In support of their due process contentions, plaintiffs rely on the recent Supreme Court case of Bell v. Burson, supra as controlling and assert that its holding precludes Pennsylvania from revoking their drivers' licenses under § 616(a)(3) without providing a prior administrative hearing that meets the requirements of due process. In Bell, the Supreme Court recognized that a driver's license, whether labeled as a "right" or a "privilege", creates an interest which is important to a licensee and, once issued, its continued possession may become essential to the pursuit of a livelihood. Accordingly, the Court held that where the statute is fault oriented, before a State may suspend the license of an uninsured motorist for failure to show proof of financial responsibility, it must provide a prior hearing on the question of his potential fault or liability. Id at 542, 91 S. Ct. 1586. See also Goldberg v. Kelly, 397 U.S. 254, 90 S. Ct. 1011, 25 L. Ed. 2d 287 (1970); Sniadach v. Family Finance Corp., 395 U.S. 337, 89 S. Ct. 1820, 23 L. Ed. 2d 349 (1969).
However, the Commonwealth contends that Bell is not controlling here because Pennsylvania's statutory scheme is significantly different from the statute considered in Bell. It argues that since Georgia's Motor Vehicle Safety Responsibility Act made fault for the accident an important factor in the State's decision to suspend an individual's operating license, a prior hearing on this issue was necessary to satisfy the essentials of due process.
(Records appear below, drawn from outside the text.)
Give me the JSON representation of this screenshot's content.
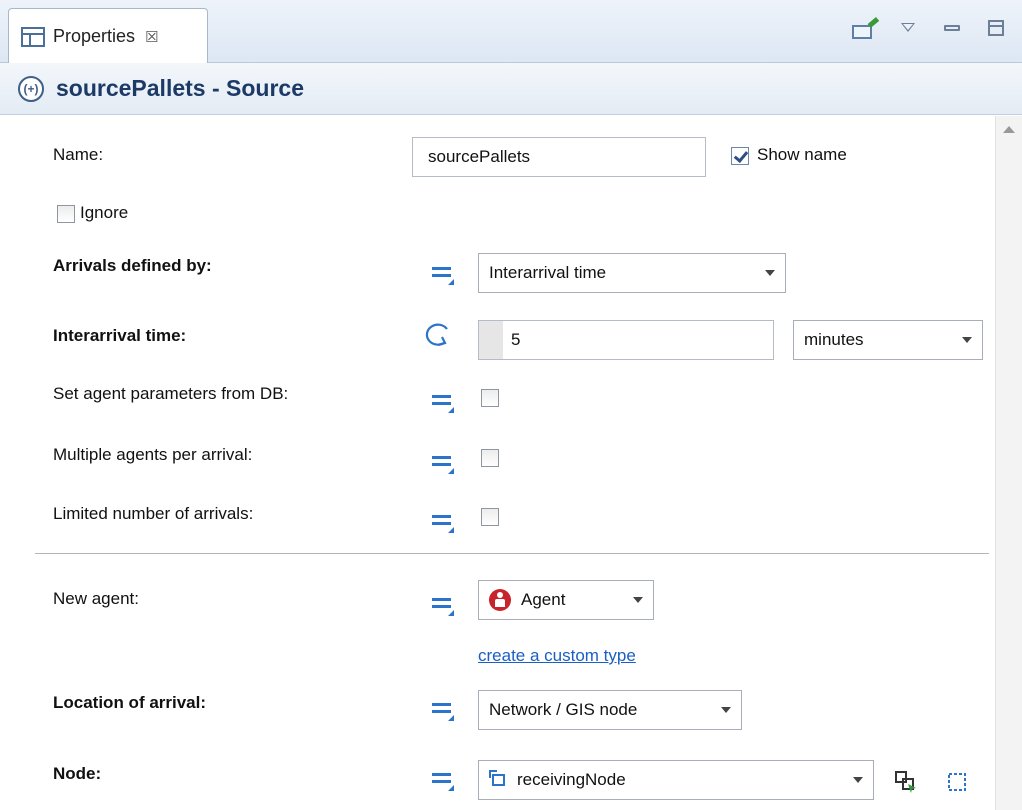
{
  "tab": {
    "title": "Properties",
    "close_glyph": "☒"
  },
  "view_actions": [
    {
      "name": "pin-editor-icon"
    },
    {
      "name": "view-menu-icon"
    },
    {
      "name": "minimize-icon"
    },
    {
      "name": "maximize-icon"
    }
  ],
  "header": {
    "icon": "source-icon",
    "icon_glyph": "(+)",
    "title": "sourcePallets - Source"
  },
  "form": {
    "name_label": "Name:",
    "name_value": "sourcePallets",
    "show_name_label": "Show name",
    "show_name_checked": true,
    "ignore_label": "Ignore",
    "ignore_checked": false,
    "arrivals_label": "Arrivals defined by:",
    "arrivals_value": "Interarrival time",
    "interarrival_label": "Interarrival time:",
    "interarrival_value": "5",
    "interarrival_unit": "minutes",
    "db_label": "Set agent parameters from DB:",
    "db_checked": false,
    "multiple_label": "Multiple agents per arrival:",
    "multiple_checked": false,
    "limited_label": "Limited number of arrivals:",
    "limited_checked": false,
    "new_agent_label": "New agent:",
    "new_agent_value": "Agent",
    "custom_type_link": "create a custom type",
    "location_label": "Location of arrival:",
    "location_value": "Network / GIS node",
    "node_label": "Node:",
    "node_value": "receivingNode"
  },
  "colors": {
    "accent_blue": "#2b74c9",
    "header_title": "#1d3a66",
    "agent_red": "#c8242c",
    "link": "#1a5fc5"
  }
}
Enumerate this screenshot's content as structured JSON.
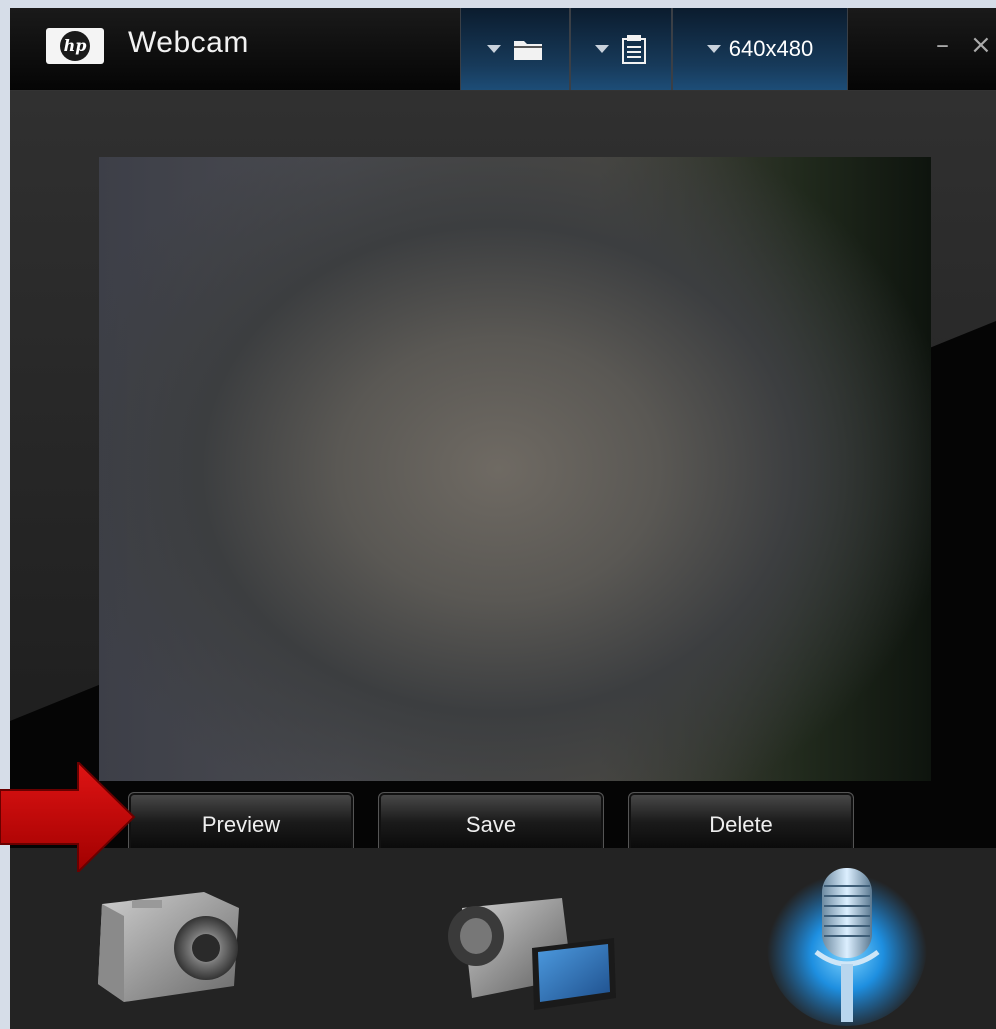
{
  "window": {
    "title": "Webcam",
    "logo_text": "hp"
  },
  "toolbar": {
    "folder_icon": "folder-icon",
    "settings_icon": "document-list-icon",
    "resolution": "640x480",
    "minimize": "–",
    "close": "×"
  },
  "actions": {
    "preview": "Preview",
    "save": "Save",
    "delete": "Delete"
  },
  "modes": [
    {
      "name": "photo",
      "icon": "camera-icon",
      "active": false
    },
    {
      "name": "video",
      "icon": "camcorder-icon",
      "active": false
    },
    {
      "name": "audio",
      "icon": "microphone-icon",
      "active": true
    }
  ],
  "colors": {
    "accent": "#1e7fd0",
    "arrow": "#c40000"
  }
}
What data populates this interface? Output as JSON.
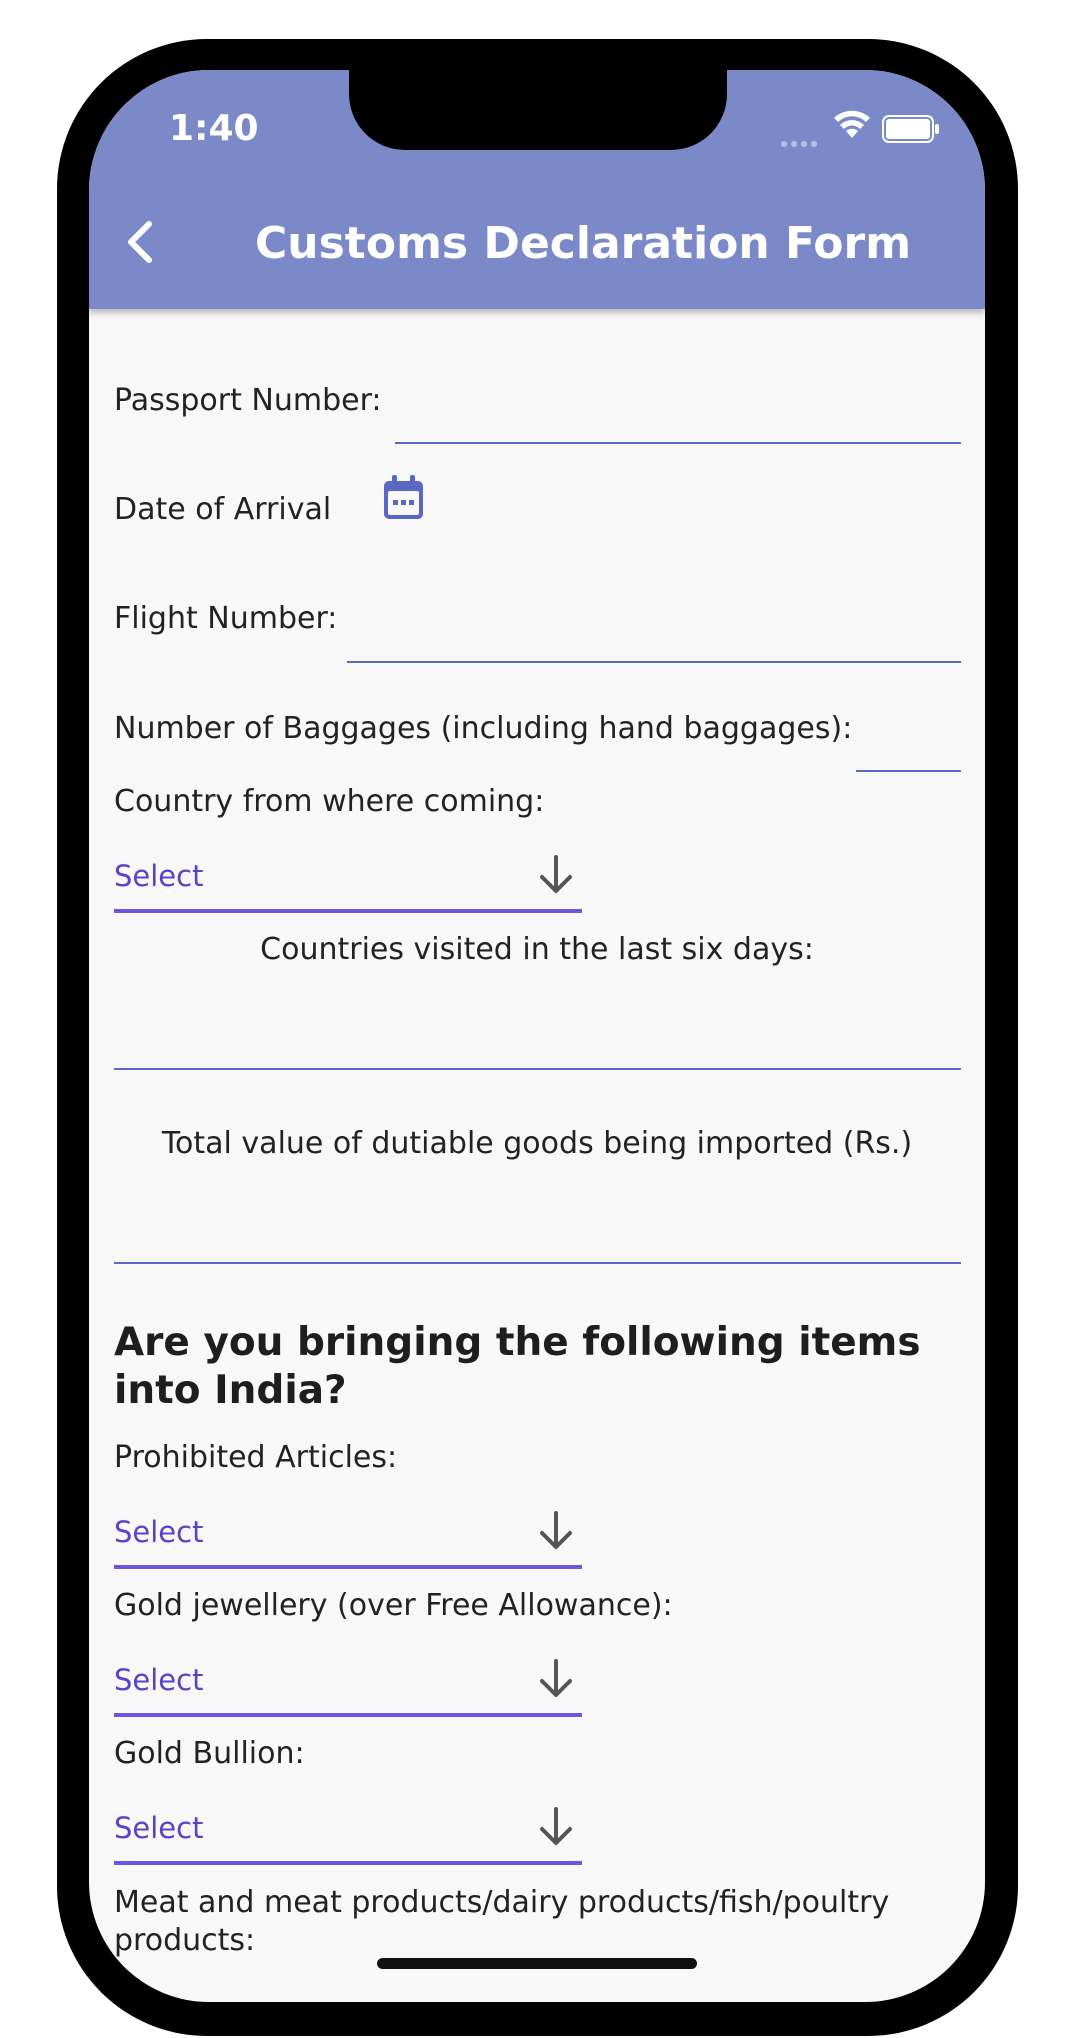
{
  "status_bar": {
    "time": "1:40"
  },
  "app_bar": {
    "title": "Customs Declaration Form",
    "back_icon": "chevron-left-icon"
  },
  "form": {
    "passport_label": "Passport Number:",
    "passport_value": "",
    "arrival_label": "Date of Arrival",
    "flight_label": "Flight Number:",
    "flight_value": "",
    "baggages_label": "Number of Baggages (including hand baggages):",
    "baggages_value": "",
    "country_label": "Country from where coming:",
    "country_select": "Select",
    "visited_label": "Countries visited in the last six days:",
    "visited_value": "",
    "dutiable_label": "Total value of dutiable goods being imported (Rs.)",
    "dutiable_value": ""
  },
  "items_section": {
    "heading": "Are you bringing the following items into India?",
    "prohibited_label": "Prohibited Articles:",
    "prohibited_select": "Select",
    "gold_jewellery_label": "Gold jewellery (over Free Allowance):",
    "gold_jewellery_select": "Select",
    "gold_bullion_label": "Gold Bullion:",
    "gold_bullion_select": "Select",
    "meat_label": "Meat and meat products/dairy products/fish/poultry products:"
  },
  "colors": {
    "app_bar": "#7c89c8",
    "underline": "#5a67c3",
    "dropdown_accent": "#6b57e0",
    "select_text": "#5b40c9"
  }
}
Bell v. Burson, supra at 541, 91 S. Ct. 1586. In contrast, the Commonwealth contends that because fault for the accident is irrelevant to the Pennsylvania scheme and that any motorist who violates § 1027(b) is charged with notice that his license will be revoked regardless of culpability, a hearing prior to revocation would serve no valid purpose other than requiring the Commonwealth to prove that his conviction record was properly made, a ministerial act which should not be necessary. Cf. Stauffer v. Weedlun, 188 Neb. 105, 195 N.W. 2d 218 (1972). However, this very argument was raised and rejected recently in Reese v. Kassab, 334 F. Supp. 744 (W.D. Pa. 1971) where a three-judge district court held that the procedure under Pennsylvania's "Point System" Act providing for the suspension of a driver's license without a prior administrative hearing violated the requirements of procedural due process as set down in Bell. Reese v. Kassab, 334 F. Supp. supra at 745. There, the court pointed out
"that even if the convictions cannot be contested, there still remain the possibilities, among others, that the convictions were those of another person with the same name; that the fines and costs were paid on an information at variance with that for which the minor judiciary entered a conviction as plaintiff contends occurred in this case; . . . or that there were errors on the report of conviction form. In none of these instances is there a provision for a hearing before suspension even though notice of the assessment of points is given. Notice without opportunity to rectify error obviously is not sufficient."